“We came straight back down and some lessons should have been learned from that episode but they weren’t.

“It was that desire for more glory, more success, that cost them.

“You must live within your means; I’d like to drive a brand new Range Rover but drive an Astra instead. I could put a Range Rover on finance but I wouldn’t be able to repay it and they’d take it off me eventually…”

The debate continues to simmer, however, between the Championship clubs and the RFU with regards funding.

Although the governing body agreed a £225m deal over eight years with Premier Rugby last July, second-tier clubs still only receive £530,000 per season, many requiring benefactors to fill shortfalls often of more than £1m. Some Championship owners say the division is destined to turn semi-professional unless more cash is injected by the RFU and, given Welsh’s plight, the financial woe of Jersey and the fact Richmond are already part-time, it is hard to argue otherwise.

Burnell, 49, admitted: “What’s happened to London Welsh is a worry to other clubs. When you think of all the fantastic work going on in the Championship and the number of players coming out of it, it is a great competition.

“But there is definitely a need to revisit the funding situation if you are looking to use it as the second-tier of professional rugby.

“The Aviva Premiership is one of the leading leagues in world rugby but the Championship that underpins that needs more resources and better funding.
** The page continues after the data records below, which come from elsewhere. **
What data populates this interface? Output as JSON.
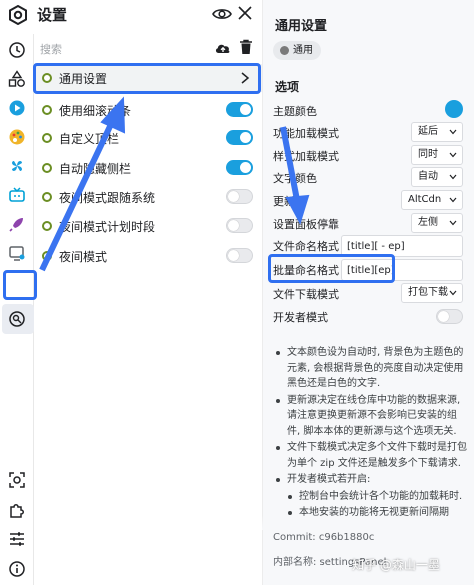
{
  "header": {
    "title": "设置"
  },
  "search": {
    "placeholder": "搜索"
  },
  "menu": {
    "items": [
      {
        "label": "通用设置",
        "toggle": null,
        "selected": true
      },
      {
        "label": "使用细滚动条",
        "toggle": "on"
      },
      {
        "label": "自定义顶栏",
        "toggle": "on"
      },
      {
        "label": "自动隐藏侧栏",
        "toggle": "on"
      },
      {
        "label": "夜间模式跟随系统",
        "toggle": "off"
      },
      {
        "label": "夜间模式计划时段",
        "toggle": "off"
      },
      {
        "label": "夜间模式",
        "toggle": "off"
      }
    ]
  },
  "rail_icons": [
    "clock-icon",
    "shapes-icon",
    "play-icon",
    "palette-icon",
    "pinwheel-icon",
    "tv-icon",
    "rocket-icon",
    "screenshot-icon",
    "settings-search-icon",
    "capture-icon",
    "puzzle-icon",
    "sliders-icon",
    "info-icon"
  ],
  "detail": {
    "title": "通用设置",
    "chip": "通用",
    "section": "选项",
    "options": {
      "theme_color": {
        "label": "主题颜色",
        "value": "#1a9fde"
      },
      "perf_mode": {
        "label": "功能加载模式",
        "value": "延后"
      },
      "style_mode": {
        "label": "样式加载模式",
        "value": "同时"
      },
      "text_color": {
        "label": "文字颜色",
        "value": "自动"
      },
      "update_source": {
        "label": "更新源",
        "value": "AltCdn"
      },
      "dock": {
        "label": "设置面板停靠",
        "value": "左侧"
      },
      "file_name": {
        "label": "文件命名格式",
        "value": "[title][ - ep]"
      },
      "batch_name": {
        "label": "批量命名格式",
        "value": "[title][ep]"
      },
      "download_mode": {
        "label": "文件下载模式",
        "value": "打包下载"
      },
      "dev_mode": {
        "label": "开发者模式",
        "value": "off"
      }
    },
    "notes": [
      "文本颜色设为自动时, 背景色为主题色的元素, 会根据背景色的亮度自动决定使用黑色还是白色的文字.",
      "更新源决定在线仓库中功能的数据来源, 请注意更换更新源不会影响已安装的组件, 脚本本体的更新源与这个选项无关.",
      "文件下载模式决定多个文件下载时是打包为单个 zip 文件还是触发多个下载请求.",
      "开发者模式若开启:",
      "控制台中会统计各个功能的加载耗时.",
      "本地安装的功能将无视更新间隔期"
    ],
    "commit": "Commit: c96b1880c",
    "internal_name": "内部名称: settingsPanel"
  },
  "watermark": "知乎 @森山一墨",
  "colors": {
    "accent": "#1a9fde",
    "annotation": "#2f6ff0",
    "dot": "#6b8e23"
  }
}
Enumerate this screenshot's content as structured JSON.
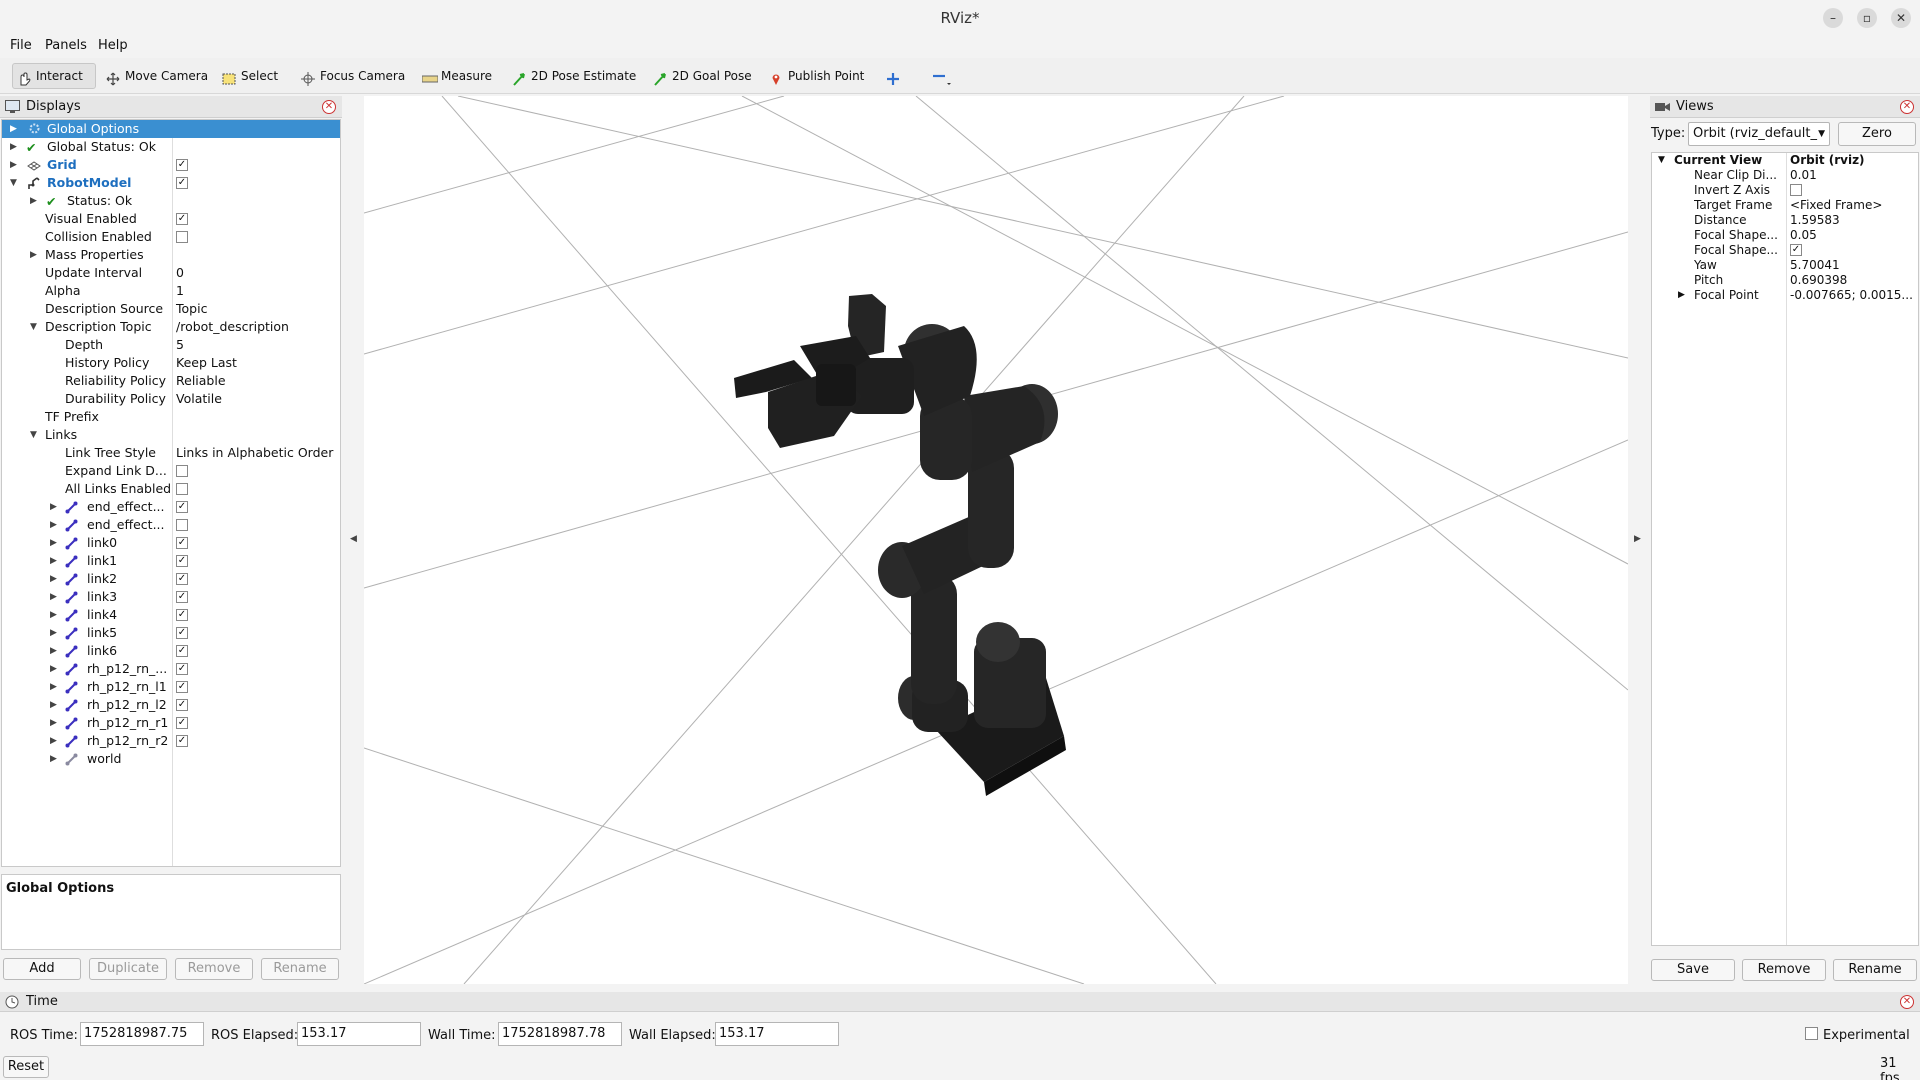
{
  "window": {
    "title": "RViz*",
    "minimize": "–",
    "maximize": "▫",
    "close": "✕"
  },
  "menu": {
    "file": "File",
    "panels": "Panels",
    "help": "Help"
  },
  "toolbar": {
    "interact": "Interact",
    "move_camera": "Move Camera",
    "select": "Select",
    "focus_camera": "Focus Camera",
    "measure": "Measure",
    "pose_estimate": "2D Pose Estimate",
    "goal_pose": "2D Goal Pose",
    "publish_point": "Publish Point"
  },
  "displays": {
    "title": "Displays",
    "rows": {
      "global_options": "Global Options",
      "global_status": "Global Status: Ok",
      "grid": "Grid",
      "robot_model": "RobotModel",
      "status": "Status: Ok",
      "visual_enabled": "Visual Enabled",
      "collision_enabled": "Collision Enabled",
      "mass_properties": "Mass Properties",
      "update_interval": "Update Interval",
      "update_interval_val": "0",
      "alpha": "Alpha",
      "alpha_val": "1",
      "description_source": "Description Source",
      "description_source_val": "Topic",
      "description_topic": "Description Topic",
      "description_topic_val": "/robot_description",
      "depth": "Depth",
      "depth_val": "5",
      "history_policy": "History Policy",
      "history_policy_val": "Keep Last",
      "reliability_policy": "Reliability Policy",
      "reliability_policy_val": "Reliable",
      "durability_policy": "Durability Policy",
      "durability_policy_val": "Volatile",
      "tf_prefix": "TF Prefix",
      "links": "Links",
      "link_tree_style": "Link Tree Style",
      "link_tree_style_val": "Links in Alphabetic Order",
      "expand_link": "Expand Link D...",
      "all_links_enabled": "All Links Enabled"
    },
    "link_items": [
      "end_effect...",
      "end_effect...",
      "link0",
      "link1",
      "link2",
      "link3",
      "link4",
      "link5",
      "link6",
      "rh_p12_rn_...",
      "rh_p12_rn_l1",
      "rh_p12_rn_l2",
      "rh_p12_rn_r1",
      "rh_p12_rn_r2",
      "world"
    ],
    "description_title": "Global Options",
    "buttons": {
      "add": "Add",
      "duplicate": "Duplicate",
      "remove": "Remove",
      "rename": "Rename"
    }
  },
  "views": {
    "title": "Views",
    "type_label": "Type:",
    "type_value": "Orbit (rviz_default_",
    "zero": "Zero",
    "current_view": "Current View",
    "current_view_val": "Orbit (rviz)",
    "props": {
      "near_clip": "Near Clip Di...",
      "near_clip_val": "0.01",
      "invert_z": "Invert Z Axis",
      "target_frame": "Target Frame",
      "target_frame_val": "<Fixed Frame>",
      "distance": "Distance",
      "distance_val": "1.59583",
      "focal_size": "Focal Shape...",
      "focal_size_val": "0.05",
      "focal_fixed": "Focal Shape...",
      "yaw": "Yaw",
      "yaw_val": "5.70041",
      "pitch": "Pitch",
      "pitch_val": "0.690398",
      "focal_point": "Focal Point",
      "focal_point_val": "-0.007665; 0.0015..."
    },
    "buttons": {
      "save": "Save",
      "remove": "Remove",
      "rename": "Rename"
    }
  },
  "time": {
    "title": "Time",
    "ros_time_label": "ROS Time:",
    "ros_time": "1752818987.75",
    "ros_elapsed_label": "ROS Elapsed:",
    "ros_elapsed": "153.17",
    "wall_time_label": "Wall Time:",
    "wall_time": "1752818987.78",
    "wall_elapsed_label": "Wall Elapsed:",
    "wall_elapsed": "153.17",
    "experimental": "Experimental",
    "reset": "Reset",
    "fps": "31 fps"
  },
  "colors": {
    "selection": "#3a8fd1",
    "robot": "#1c1c1c",
    "grid": "#a8a8a8"
  }
}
“That’s the big message for me. It doesn’t necessarily mean give us more money to spend on players. It could go back into the facilities. One Championship club currently has to pay something between £10,000 and £15,000 per month on training facilities. Over a year that’s £150,000 of that £530,000 taken for starters.

“Whatever happens, there has to be another income stream from the RFU to support it.

“They are pushing for more Academy players to play Championship and that’s not a bad idea. But if it’s wanting it to give them a good grounding here it has to recognise it is a big league.”

Welsh, meanwhile, are “extremely disappointed” to have been removed from the league.

A new board was challenged to provide evidence of funds to pay creditors and clarity on a new business plan, but RFU bosses were left unconvinced.

In a statement, however, Welsh insisted it did “satisfy all of the conditions required” by RFU regulations and is considering whether to respond further.